The National Association of Home Builders (NAHB)/Wells Fargo housing market index (HMI) for November plummeted by 8 points to 60 to end a five-month run in the high 60s range for. The HMI posted an 18-year high of 74 in December 2017. Economists polled by Bloomberg were expecting an index reading of 68.
Builders continue to report signs of consumer demand for new homes, but buyers are cautious due to rising interest rates and home prices.
The index is based on an NAHB monthly survey of homebuilder perceptions of current single-family home sales and expectations for sale in the next six months. An index reading above 50 indicates that more builders view sales conditions as good than view them as poor.

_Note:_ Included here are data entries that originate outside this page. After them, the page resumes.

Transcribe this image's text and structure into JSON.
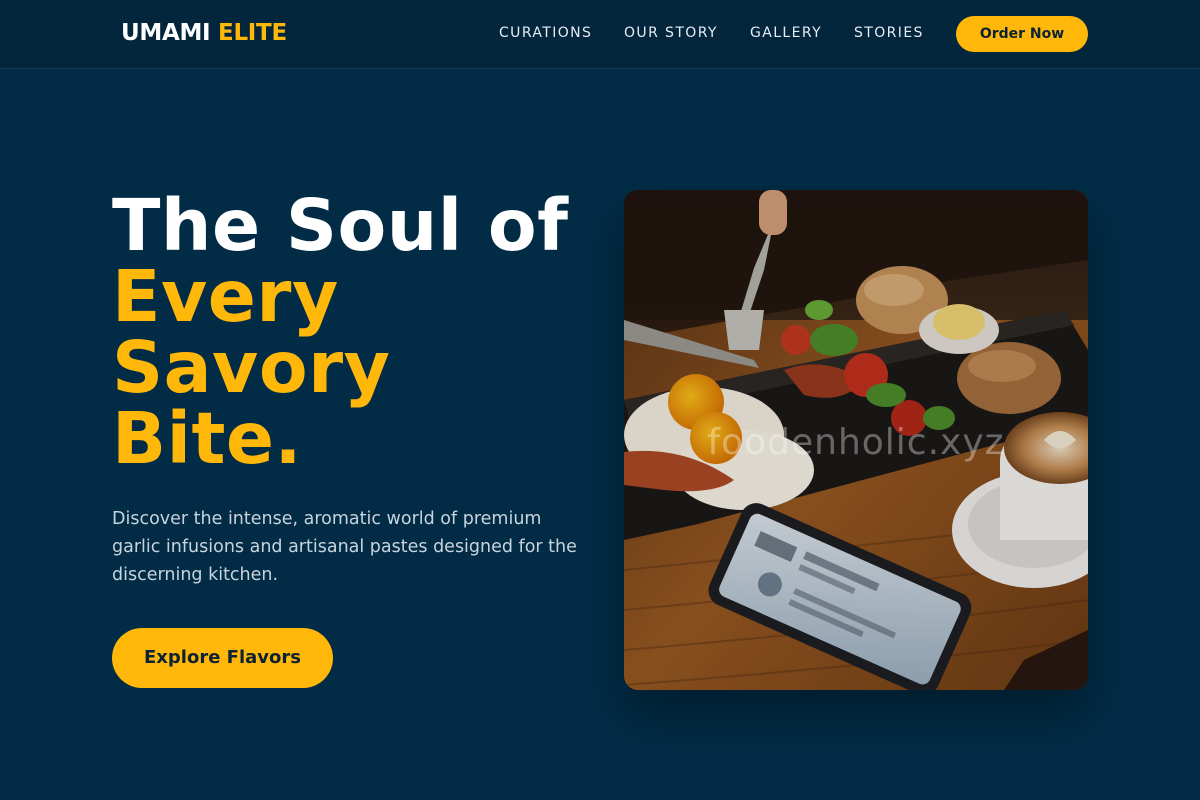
{
  "brand": {
    "part1": "UMAMI",
    "part2": "ELITE",
    "accent": "#ffb80a"
  },
  "nav": {
    "links": [
      "CURATIONS",
      "OUR STORY",
      "GALLERY",
      "STORIES"
    ],
    "cta": "Order Now"
  },
  "hero": {
    "title_line1": "The Soul of",
    "title_line2": "Every",
    "title_line3": "Savory",
    "title_line4": "Bite.",
    "description": "Discover the intense, aromatic world of premium garlic infusions and artisanal pastes designed for the discerning kitchen.",
    "cta": "Explore Flavors"
  },
  "image": {
    "watermark": "foodenholic.xyz"
  },
  "colors": {
    "background": "#022c46",
    "nav_background": "#04263d",
    "accent": "#ffb80a"
  }
}
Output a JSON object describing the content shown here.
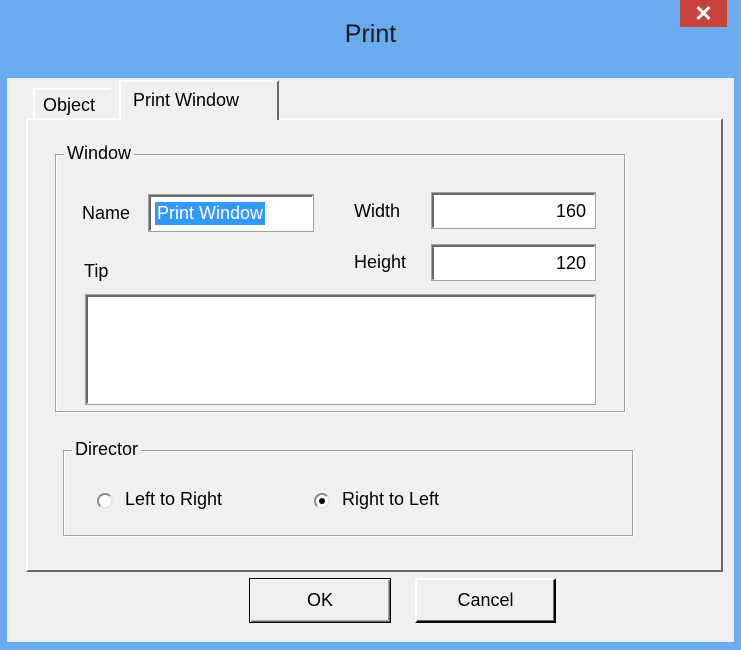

The current sales conditions sub-index for November fell by 7 points to 67and the sub-index that estimates prospective buyer traffic tumbled by 8 points to 45. The sub-index measuring sales expectations for the next six months plunged 10 points from 75 to 65.
The NAHB noted:
For the past several years, shortages of labor and lots along with rising regulatory costs have led to a slow recovery in single-family construction. While home price growth accommodated increasing construction costs during this period, rising mortgage interest rates in recent months coupled with the cumulative run-up in pricing has caused housing demand to stall. As a consequence, builders have adopted a more cautious approach to market conditions.
In the NAHB’s regions, three-month moving average indexes rose in two of four regions. The Northeast index score rose 2 points to 57. The average index fell in the association’s other three regions: in the Midwest, the index dropped 1 point to 57; in the South, the index dipped 2 points to 68, and in the West, the index dropped 3 points to 71.